The Weekly Newsletter of MIT Linguistics

Issue of Monday, October 10th, 2016

New article in press

A new Brain Research article is in press with co-authors that include visiting scholar Miwako Hisagi, faculty Shigeru Miyagawa, and two alumni, Hadas Kotek and Ayaka Sugawara: “Second-Language Learning Effects on Automaticity of Speech Processing of Japanese Phonetic Contrasts: An MEG study”

Ling-Lunch 10/13 - Juliet Stanton (MIT)

Speaker: Juliet Stanton (MIT)
Title: Segmental blocking in dissimilation: an argument for co-occurrence constraints
Date: Thursday, October 13
Time: 12:30pm-1:50pm
Location: 32-D461

Most contemporary work assumes that dissimilation is motivated by featural co-occurrence (OCP) constraints (e.g. Alderete 1997, Suzuki 1998): a process that maps /X…X/ to [X…Y] (for example) would be explained by positing a ban on co-occurring [X]s.

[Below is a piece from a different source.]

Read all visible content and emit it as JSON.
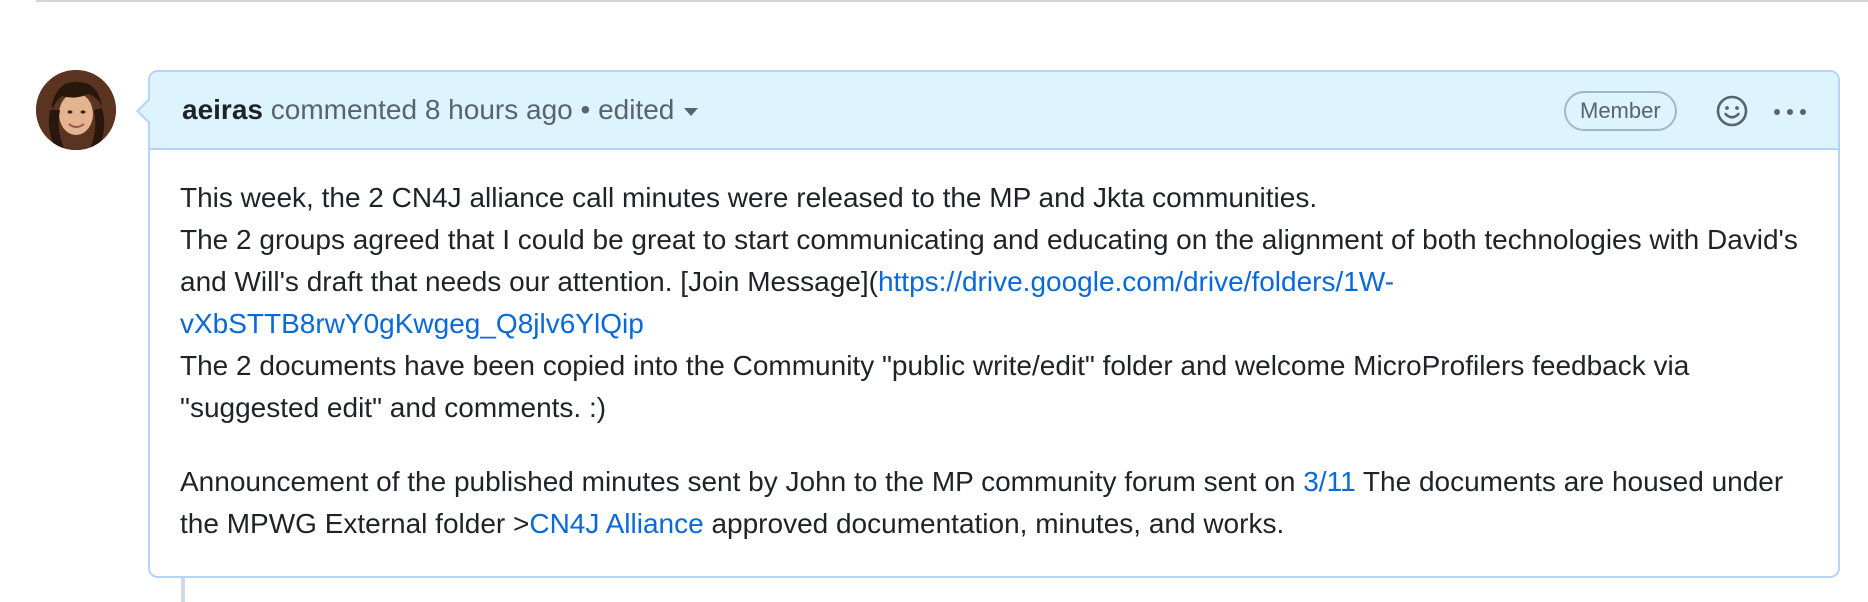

I first show how this approach can be extended to analyze the typology of segmental blocking effects (name due to Bennett 2015), a term used to describe cases in which a dissimilatory process is blocked by some segments, but not others. For example, dissimilation might apply across some segment Z (/X…Z…X/ > [X…Z…Y]), but not some other segment Y (/X…Y…X/ > [X…Y…X]). This pattern can be explained in the following way (following Kenstowicz 1994, Steriade 1995): if a ban on co-occurring [Y]s (violated in the unattested /X…Y…X/ > *[X…Y…Y]) takes priority over the ban on co-occurring [X]s (violated in the attested /X…Y…X/ > [X…Y…X]), then dissimilation of /X…X/ to [X…Y] will fail if some [Y] is present elsewhere in the word.

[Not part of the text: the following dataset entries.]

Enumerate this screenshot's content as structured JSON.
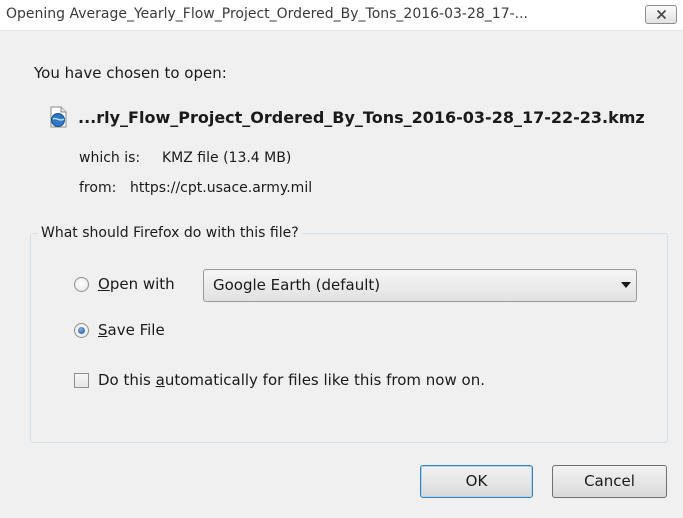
{
  "window": {
    "title": "Opening Average_Yearly_Flow_Project_Ordered_By_Tons_2016-03-28_17-..."
  },
  "dialog": {
    "intro": "You have chosen to open:",
    "file_name": "...rly_Flow_Project_Ordered_By_Tons_2016-03-28_17-22-23.kmz",
    "type_label": "which is:",
    "type_value": "KMZ file (13.4 MB)",
    "from_label": "from:",
    "from_value": "https://cpt.usace.army.mil",
    "question": "What should Firefox do with this file?",
    "open_with": {
      "mnemonic": "O",
      "label_rest": "pen with",
      "selected": false,
      "app": "Google Earth (default)"
    },
    "save_file": {
      "mnemonic": "S",
      "label_rest": "ave File",
      "selected": true
    },
    "auto": {
      "label_before": "Do this ",
      "mnemonic": "a",
      "label_after": "utomatically for files like this from now on.",
      "checked": false
    },
    "ok_label": "OK",
    "cancel_label": "Cancel"
  }
}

I argue that all cases of attested segmental blocking should be analyzed as an interaction between two competing co-occurrence constraints (as above), and provide new evidence from lexical statistics in support of this conclusion. Time permitting, I will introduce an alternative correspondence-based analysis of blocking in dissimilation (Bennett 2015), and show that its predictions are less restrictive than those of the proposed analysis.

MIT @ NELS 2016 (UMass Amherst)

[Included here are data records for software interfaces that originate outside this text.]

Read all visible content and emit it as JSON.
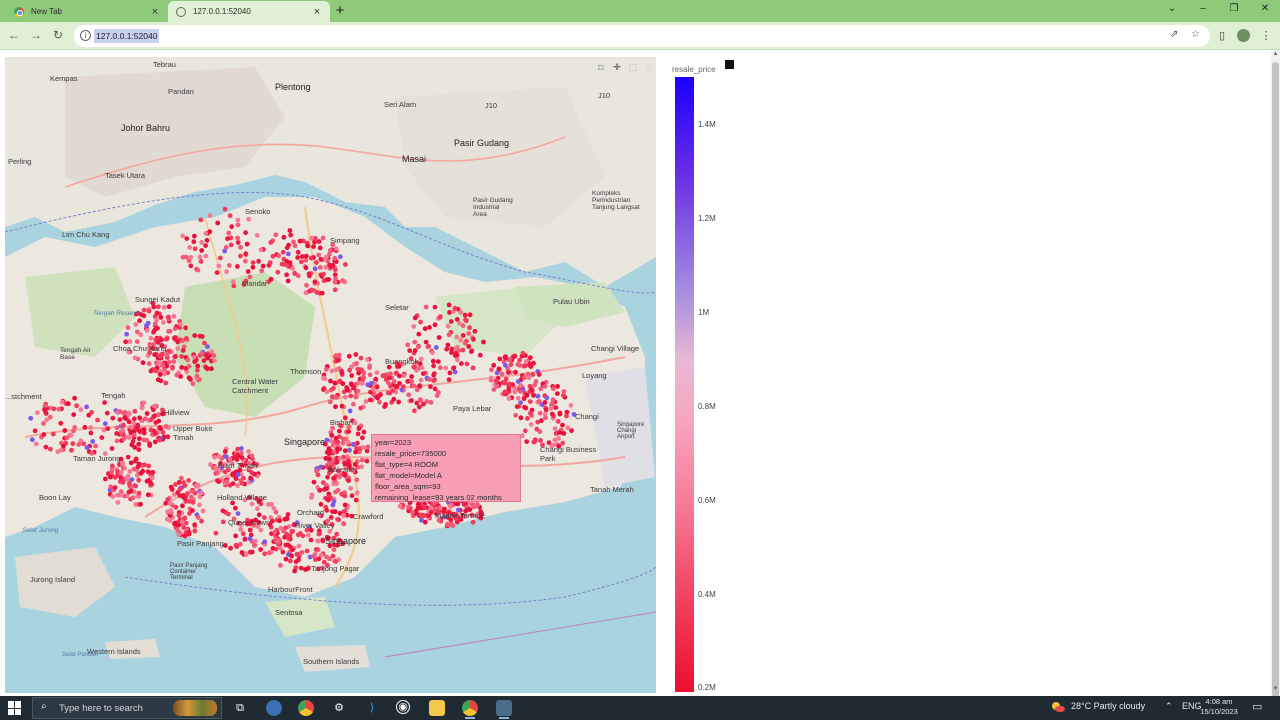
{
  "browser": {
    "tabs": [
      {
        "label": "New Tab",
        "active": false,
        "icon": "chrome-icon"
      },
      {
        "label": "127.0.0.1:52040",
        "active": true,
        "icon": "globe-icon"
      }
    ],
    "new_tab_symbol": "+",
    "url": "127.0.0.1:52040",
    "window_controls": {
      "collapse": "⌄",
      "minimize": "–",
      "restore": "❐",
      "close": "✕"
    }
  },
  "map": {
    "labels": {
      "tebrau": "Tebrau",
      "kempas": "Kempas",
      "pandan": "Pandan",
      "plentong": "Plentong",
      "sri_alam": "Seri Alam",
      "johor_bahru": "Johor Bahru",
      "masai": "Masai",
      "pasir_gudang": "Pasir Gudang",
      "perling": "Perling",
      "tasek_utara": "Tasek Utara",
      "pasir_gudang_industrial": "Pasir Gudang Industrial Area",
      "kompleks": "Kompleks Perindustrian Tanjung Langsat",
      "senoko": "Senoko",
      "simpang": "Simpang",
      "lim_chu_kang": "Lim Chu Kang",
      "mandai": "Mandai",
      "sungei_kadut": "Sungei Kadut",
      "seletar": "Seletar",
      "pulau_ubin": "Pulau Ubin",
      "tengah_reserve": "Tengah Reserve",
      "choa_chu_kang": "Choa Chu Kang",
      "tengah_air_base": "Tengah Air Base",
      "central_water_catchment": "Central Water Catchment",
      "thomson": "Thomson",
      "buangkok": "Buangkok",
      "changi_village": "Changi Village",
      "loyang": "Loyang",
      "tengah": "Tengah",
      "hillview": "Hillview",
      "upper_bukit_timah": "Upper Bukit Timah",
      "bishan": "Bishan",
      "paya_lebar": "Paya Lebar",
      "changi": "Changi",
      "changi_airport": "Singapore Changi Airport",
      "intersection": "...stchment",
      "tamanjurong": "Taman Jurong",
      "bukit_timah": "Bukit Timah",
      "singapore_north": "Singapore",
      "balestier": "Balestier",
      "changi_business_park": "Changi Business Park",
      "tanah_merah": "Tanah Merah",
      "boon_lay": "Boon Lay",
      "holland_village": "Holland Village",
      "queenstown": "Queenstown",
      "orchard": "Orchard",
      "river_valley": "River Valley",
      "marine_terrace": "Marine Terrace",
      "crawford": "Crawford",
      "selat_jurong": "Selat Jurong",
      "pasir_panjang": "Pasir Panjang",
      "pasir_panjang_container": "Pasir Panjang Container Terminal",
      "singapore_city": "Singapore",
      "tanjong_pagar": "Tanjong Pagar",
      "jurong_island": "Jurong Island",
      "harbourfront": "HarbourFront",
      "sentosa": "Sentosa",
      "western_islands": "Western Islands",
      "southern_islands": "Southern Islands",
      "selat_pandan": "Selat Pandan",
      "j10": "J10",
      "j10b": "J10"
    }
  },
  "tooltip": {
    "year": "year=2023",
    "resale_price": "resale_price=735000",
    "flat_type": "flat_type=4 ROOM",
    "flat_model": "flat_model=Model A",
    "floor_area": "floor_area_sqm=93",
    "remaining_lease": "remaining_lease=93 years 02 months"
  },
  "colorbar": {
    "title": "resale_price",
    "ticks": [
      "1.4M",
      "1.2M",
      "1M",
      "0.8M",
      "0.6M",
      "0.4M",
      "0.2M"
    ],
    "colors": {
      "high": "#1a00ff",
      "mid": "#f7a6bd",
      "low": "#eb0f2e"
    }
  },
  "taskbar": {
    "search_placeholder": "Type here to search",
    "weather": "28°C  Partly cloudy",
    "language": "ENG",
    "time": "4:08 am",
    "date": "15/10/2023",
    "tray_chevron": "⌃",
    "apps": [
      "task-view-icon",
      "app-icon",
      "chrome-icon",
      "settings-icon",
      "vscode-icon",
      "github-icon",
      "file-explorer-icon",
      "chrome-active-icon",
      "app2-icon"
    ]
  }
}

The 47th Annual Meeting of North East Linguistic Society (NELS 47) will be hosted at UMass Amherst, from 14–16 October.

Several current graduate students will present posters or give talks:

Several alumni and current visitors will also present their work:

MIT @ Workshop on Shrinking Trees

The Workshop on Shrinking Trees took place on October 10 at the University of Leipzig. The event was organized by Gereon Müller.

  • David Pesetsky gave the talk Exfoliation: Towards a Derivational Theory of Clause Size.
  • Howard Lasnik and Susi Wurmbrand also gave talks:

  • Howard B. Lasnik (UMD, PhD ‘72) — Shrinking Trees: Some Early History
  • Susi Wurmbrand (UConn, PhD ‘98) — Restructuring as the Regulator of Clause Size
  • Check the full list of talks here.